I wrote at the outset that I have never experienced the paranormal, yet one moment does rise in my memory. My mom was my Cub Scouts den mother for a time. You could hardly deem her a typical den mother timber since she saw us as a captive group of subjects for experiments in child psychology rather than as young men in need of woodsmanship skills. One afternoon, she brought out a green Melmac tray. A gold cloth covered it. We Cub Scouts, all around 10 years old, with our yellow kerchiefs tied around our necks, imagined what wonders were poking and pressing against the cloth. She set the tray down on our dining room table. We gathered around. She gave us paper and pencils. Then she said, “There are objects on this tray. I’m going to lift the cloth and leave it off for 30 seconds. Then I’m going to cover it again. Draw what you see.” Like magic, the cover came off. We were dead silent, taking in blocks, salt shakers, figurines, forks, toy soldiers: a cramped, motley assemblage. And then she covered it again. “Remember,” she said. “Draw, boys.” And so we drew. But what each of us drew was so strange, and the drawings were so unlike one another and so unlike what was actually on the tray when she finally showed us, that the exercise was unnerving. The whole experience felt conjured. All of us, I would wager, knew, from that day forward, that no one sees the world, or any moment of it, in quite the same way as anyone else. Perception cannot be trusted. My mother, the den mother, didn’t say that to her Wolf cubs.
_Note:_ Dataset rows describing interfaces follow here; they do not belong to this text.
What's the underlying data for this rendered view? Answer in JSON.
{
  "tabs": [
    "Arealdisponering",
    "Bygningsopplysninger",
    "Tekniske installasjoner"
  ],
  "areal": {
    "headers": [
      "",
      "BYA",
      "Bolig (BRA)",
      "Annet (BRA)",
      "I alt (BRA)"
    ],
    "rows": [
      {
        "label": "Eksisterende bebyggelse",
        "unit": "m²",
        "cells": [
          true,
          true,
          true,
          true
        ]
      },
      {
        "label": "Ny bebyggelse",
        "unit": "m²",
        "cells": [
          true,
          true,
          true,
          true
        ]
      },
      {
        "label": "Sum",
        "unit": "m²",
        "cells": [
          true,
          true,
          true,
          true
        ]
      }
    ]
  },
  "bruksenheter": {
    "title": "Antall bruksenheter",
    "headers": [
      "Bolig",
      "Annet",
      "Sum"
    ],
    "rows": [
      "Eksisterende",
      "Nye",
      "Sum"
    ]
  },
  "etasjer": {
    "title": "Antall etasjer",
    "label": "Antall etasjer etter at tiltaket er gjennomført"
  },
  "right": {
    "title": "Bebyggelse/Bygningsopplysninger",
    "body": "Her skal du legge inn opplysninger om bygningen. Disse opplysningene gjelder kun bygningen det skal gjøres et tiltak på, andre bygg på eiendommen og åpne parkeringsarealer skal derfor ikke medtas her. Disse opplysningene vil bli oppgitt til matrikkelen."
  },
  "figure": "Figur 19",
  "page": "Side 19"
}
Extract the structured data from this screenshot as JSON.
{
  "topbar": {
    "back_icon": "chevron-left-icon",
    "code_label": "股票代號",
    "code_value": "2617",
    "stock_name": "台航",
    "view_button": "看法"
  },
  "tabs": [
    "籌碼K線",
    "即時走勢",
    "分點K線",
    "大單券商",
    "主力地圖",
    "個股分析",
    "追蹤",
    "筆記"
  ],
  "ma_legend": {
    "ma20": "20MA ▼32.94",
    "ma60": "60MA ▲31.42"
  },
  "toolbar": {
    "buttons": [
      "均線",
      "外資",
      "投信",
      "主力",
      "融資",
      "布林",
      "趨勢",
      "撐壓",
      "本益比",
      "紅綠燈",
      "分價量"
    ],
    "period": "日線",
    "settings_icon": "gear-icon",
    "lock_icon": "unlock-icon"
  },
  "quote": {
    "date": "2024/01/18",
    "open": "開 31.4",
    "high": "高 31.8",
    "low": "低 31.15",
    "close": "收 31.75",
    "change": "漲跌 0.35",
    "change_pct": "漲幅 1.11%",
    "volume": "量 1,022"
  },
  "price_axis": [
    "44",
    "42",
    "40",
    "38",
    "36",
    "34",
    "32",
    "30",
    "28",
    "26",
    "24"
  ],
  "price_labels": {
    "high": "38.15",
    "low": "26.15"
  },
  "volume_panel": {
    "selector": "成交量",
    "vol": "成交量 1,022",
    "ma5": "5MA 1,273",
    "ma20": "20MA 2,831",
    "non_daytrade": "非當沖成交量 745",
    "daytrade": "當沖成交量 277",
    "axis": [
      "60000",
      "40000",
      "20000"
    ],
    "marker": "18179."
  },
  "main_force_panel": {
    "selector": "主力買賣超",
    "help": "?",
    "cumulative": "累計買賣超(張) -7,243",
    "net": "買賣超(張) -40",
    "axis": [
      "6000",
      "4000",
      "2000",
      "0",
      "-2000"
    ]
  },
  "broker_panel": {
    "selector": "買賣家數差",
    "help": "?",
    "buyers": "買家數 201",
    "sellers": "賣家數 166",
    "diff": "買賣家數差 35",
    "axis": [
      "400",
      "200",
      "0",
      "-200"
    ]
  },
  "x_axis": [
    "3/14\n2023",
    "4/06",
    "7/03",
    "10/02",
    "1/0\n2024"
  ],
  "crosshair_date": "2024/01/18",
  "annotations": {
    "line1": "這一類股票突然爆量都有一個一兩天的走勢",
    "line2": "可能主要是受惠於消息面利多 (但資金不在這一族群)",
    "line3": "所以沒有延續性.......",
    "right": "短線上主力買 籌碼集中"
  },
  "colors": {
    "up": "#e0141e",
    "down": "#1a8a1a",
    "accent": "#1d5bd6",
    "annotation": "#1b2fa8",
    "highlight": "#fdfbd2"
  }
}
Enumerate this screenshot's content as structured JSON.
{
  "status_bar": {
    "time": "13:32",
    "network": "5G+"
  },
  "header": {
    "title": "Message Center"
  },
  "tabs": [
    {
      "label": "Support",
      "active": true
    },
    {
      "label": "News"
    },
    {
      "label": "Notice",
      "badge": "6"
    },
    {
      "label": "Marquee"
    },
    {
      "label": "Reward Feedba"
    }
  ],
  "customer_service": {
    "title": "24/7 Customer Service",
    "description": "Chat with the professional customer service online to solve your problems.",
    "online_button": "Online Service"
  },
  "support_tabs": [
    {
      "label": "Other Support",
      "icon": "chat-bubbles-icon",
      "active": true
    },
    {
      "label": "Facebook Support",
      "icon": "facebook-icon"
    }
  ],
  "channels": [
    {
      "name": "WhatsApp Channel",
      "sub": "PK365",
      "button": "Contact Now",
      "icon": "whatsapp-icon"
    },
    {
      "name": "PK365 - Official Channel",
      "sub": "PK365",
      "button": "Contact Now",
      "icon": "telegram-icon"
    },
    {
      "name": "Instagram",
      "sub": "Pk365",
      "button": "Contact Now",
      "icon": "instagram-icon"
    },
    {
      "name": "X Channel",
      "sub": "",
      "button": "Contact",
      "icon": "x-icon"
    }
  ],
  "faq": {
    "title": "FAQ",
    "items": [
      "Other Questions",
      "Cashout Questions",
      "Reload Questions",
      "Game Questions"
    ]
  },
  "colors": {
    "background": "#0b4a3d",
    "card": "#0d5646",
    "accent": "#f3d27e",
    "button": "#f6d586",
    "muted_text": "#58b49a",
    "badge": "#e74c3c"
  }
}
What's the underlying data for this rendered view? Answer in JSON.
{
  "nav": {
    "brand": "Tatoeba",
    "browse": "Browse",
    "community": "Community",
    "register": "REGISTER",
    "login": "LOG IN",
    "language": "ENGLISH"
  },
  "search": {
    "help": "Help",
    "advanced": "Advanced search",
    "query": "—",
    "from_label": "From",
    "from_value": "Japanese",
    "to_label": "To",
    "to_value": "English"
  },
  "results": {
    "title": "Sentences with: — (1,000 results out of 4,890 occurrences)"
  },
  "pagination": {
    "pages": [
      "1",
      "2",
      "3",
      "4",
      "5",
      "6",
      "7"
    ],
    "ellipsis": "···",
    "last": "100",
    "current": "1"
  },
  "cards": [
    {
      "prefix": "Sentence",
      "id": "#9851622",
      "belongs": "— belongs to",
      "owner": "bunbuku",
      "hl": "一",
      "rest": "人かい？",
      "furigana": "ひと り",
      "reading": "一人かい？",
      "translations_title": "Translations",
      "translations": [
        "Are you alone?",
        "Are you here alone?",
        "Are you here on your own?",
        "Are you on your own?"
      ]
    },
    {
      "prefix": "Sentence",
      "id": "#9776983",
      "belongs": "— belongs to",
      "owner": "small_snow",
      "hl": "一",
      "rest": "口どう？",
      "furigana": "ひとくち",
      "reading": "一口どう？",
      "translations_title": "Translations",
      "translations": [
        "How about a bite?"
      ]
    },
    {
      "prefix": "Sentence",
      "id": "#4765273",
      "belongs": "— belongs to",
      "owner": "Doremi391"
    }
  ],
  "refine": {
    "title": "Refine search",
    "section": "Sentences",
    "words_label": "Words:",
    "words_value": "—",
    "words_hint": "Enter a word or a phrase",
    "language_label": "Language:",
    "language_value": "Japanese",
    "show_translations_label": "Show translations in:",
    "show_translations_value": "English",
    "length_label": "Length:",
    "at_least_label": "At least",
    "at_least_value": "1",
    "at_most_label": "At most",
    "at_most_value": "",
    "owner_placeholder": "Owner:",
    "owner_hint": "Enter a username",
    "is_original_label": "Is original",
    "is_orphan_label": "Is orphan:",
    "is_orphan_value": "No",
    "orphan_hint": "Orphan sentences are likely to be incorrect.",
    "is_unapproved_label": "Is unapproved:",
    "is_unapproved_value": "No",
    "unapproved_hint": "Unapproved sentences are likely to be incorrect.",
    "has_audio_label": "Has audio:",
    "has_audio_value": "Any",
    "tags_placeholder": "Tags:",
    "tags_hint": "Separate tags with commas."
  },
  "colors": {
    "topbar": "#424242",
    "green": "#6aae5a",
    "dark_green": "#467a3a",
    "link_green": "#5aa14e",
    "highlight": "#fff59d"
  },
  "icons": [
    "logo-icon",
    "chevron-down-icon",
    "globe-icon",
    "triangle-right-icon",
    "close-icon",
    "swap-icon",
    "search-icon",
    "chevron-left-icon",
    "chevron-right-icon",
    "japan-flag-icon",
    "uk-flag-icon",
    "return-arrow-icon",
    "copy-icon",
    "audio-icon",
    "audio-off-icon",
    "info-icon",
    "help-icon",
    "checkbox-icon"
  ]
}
We knew. “We” may not be alone in the universe, but I am and you are. Art bridges. Art connects. Art is fearless. That’s a message. You decide where it comes from.